Morgan Stanley said on Monday it had fired an employee who allegedly stole account information from about 350,000 of its wealth management clients and posted some of it online.

There is no evidence that clients lost money as a result of the latest breach of customer information at a financial firm, Morgan Stanley said in a statement.

The bank discovered the theft as part of a routine Internet sweep on Dec. 27 and quickly got the information taken down, a person familiar with the matter said.

The employee appeared to be looking to sell the data, which pertained to about 10 percent of Morgan Stanley’s 3.5 million clients, the person said. He published information on about 900 accounts as an apparent advertisement, the person said.

The leaked information included names and account numbers, but not passwords or Social Security numbers.

The account numbers have since been changed, and Morgan Stanley has been notifying affected clients.

Morgan Stanley’s investigation into the matter is ongoing, and the bank declined to name the employee or the website.
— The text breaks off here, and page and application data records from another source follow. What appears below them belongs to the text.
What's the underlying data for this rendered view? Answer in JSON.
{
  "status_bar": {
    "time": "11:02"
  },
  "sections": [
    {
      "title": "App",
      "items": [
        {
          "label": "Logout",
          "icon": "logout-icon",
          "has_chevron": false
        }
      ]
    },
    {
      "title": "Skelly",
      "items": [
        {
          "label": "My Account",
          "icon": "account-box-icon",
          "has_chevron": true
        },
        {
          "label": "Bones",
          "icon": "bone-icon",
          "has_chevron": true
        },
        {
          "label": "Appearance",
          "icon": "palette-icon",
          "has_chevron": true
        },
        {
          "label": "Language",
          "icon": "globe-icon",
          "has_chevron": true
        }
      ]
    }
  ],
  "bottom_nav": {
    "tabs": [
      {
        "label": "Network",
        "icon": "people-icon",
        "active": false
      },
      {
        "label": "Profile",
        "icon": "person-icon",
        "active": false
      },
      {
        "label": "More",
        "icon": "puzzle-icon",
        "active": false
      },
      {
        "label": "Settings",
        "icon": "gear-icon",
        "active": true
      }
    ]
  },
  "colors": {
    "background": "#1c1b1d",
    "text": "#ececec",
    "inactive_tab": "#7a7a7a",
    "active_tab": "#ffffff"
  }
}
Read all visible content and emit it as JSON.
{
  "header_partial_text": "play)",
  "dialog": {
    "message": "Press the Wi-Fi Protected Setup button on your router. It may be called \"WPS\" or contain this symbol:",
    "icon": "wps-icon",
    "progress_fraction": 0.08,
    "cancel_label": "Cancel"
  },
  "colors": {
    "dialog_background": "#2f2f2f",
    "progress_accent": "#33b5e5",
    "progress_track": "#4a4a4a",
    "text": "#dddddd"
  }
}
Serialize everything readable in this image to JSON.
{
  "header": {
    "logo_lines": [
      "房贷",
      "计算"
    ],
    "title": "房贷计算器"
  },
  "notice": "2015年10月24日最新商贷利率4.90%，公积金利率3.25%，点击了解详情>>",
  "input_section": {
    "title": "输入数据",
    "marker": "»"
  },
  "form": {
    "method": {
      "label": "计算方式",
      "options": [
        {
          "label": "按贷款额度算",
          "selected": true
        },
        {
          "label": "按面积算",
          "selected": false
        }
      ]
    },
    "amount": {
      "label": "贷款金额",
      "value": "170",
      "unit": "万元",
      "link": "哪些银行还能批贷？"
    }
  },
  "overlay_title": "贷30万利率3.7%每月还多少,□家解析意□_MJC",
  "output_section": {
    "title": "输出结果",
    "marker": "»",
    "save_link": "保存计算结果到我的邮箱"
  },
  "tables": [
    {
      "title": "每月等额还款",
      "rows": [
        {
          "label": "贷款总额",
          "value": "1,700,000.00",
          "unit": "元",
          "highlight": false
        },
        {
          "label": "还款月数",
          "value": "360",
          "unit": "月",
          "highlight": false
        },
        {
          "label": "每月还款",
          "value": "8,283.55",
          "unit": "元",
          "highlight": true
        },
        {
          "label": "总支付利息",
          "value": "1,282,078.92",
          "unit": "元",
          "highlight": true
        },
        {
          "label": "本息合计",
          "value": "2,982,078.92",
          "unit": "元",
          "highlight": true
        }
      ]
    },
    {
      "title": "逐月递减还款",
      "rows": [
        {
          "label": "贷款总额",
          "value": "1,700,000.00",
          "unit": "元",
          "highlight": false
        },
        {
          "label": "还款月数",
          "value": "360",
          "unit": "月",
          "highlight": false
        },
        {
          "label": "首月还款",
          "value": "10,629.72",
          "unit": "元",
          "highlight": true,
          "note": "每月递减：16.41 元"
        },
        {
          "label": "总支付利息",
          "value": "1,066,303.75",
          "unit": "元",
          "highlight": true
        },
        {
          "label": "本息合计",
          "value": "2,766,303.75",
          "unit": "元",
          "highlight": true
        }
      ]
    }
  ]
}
It has referred the matter to regulators and law enforcement authorities, who are conducting separate investigations.

The Financial Industry Regulatory Authority and U.S. Securities and Exchange Commission did not immediately respond to requests for comment. The Department of Justice also had no immediate response to requests for comment but a person with knowledge of the matter said the FBI was looking into the alleged theft of Morgan Stanley’s client data.

The Manhattan District Attorney’s Office declined to comment.

Shortly after Morgan Stanley announced the breach in a press release, Gregory Fleming, president of the wealth management business, issued a memo that said the bank is offering affected clients additional monitoring and fraud protection services at no charge.

Data security has become an increasingly big risk and budget item for major financial firms in recent years. Though the focus has largely been on risks posed by external hackers, some experts say inside sources can be just as big of a threat.

It was not immediately clear how the Morgan Stanley employee was able to breach compliance protocol to steal the client information and post it on the Web.

The person familiar with the matter, who was not authorized to speak publicly, said the former employee used an outside application to post the data externally. The bank has since restricted employee access to that application.

(Reporting by Tanya Agrawal and Lauren Tara LaCapra; Editing by Sriraj Kalluvila and Tom Brown)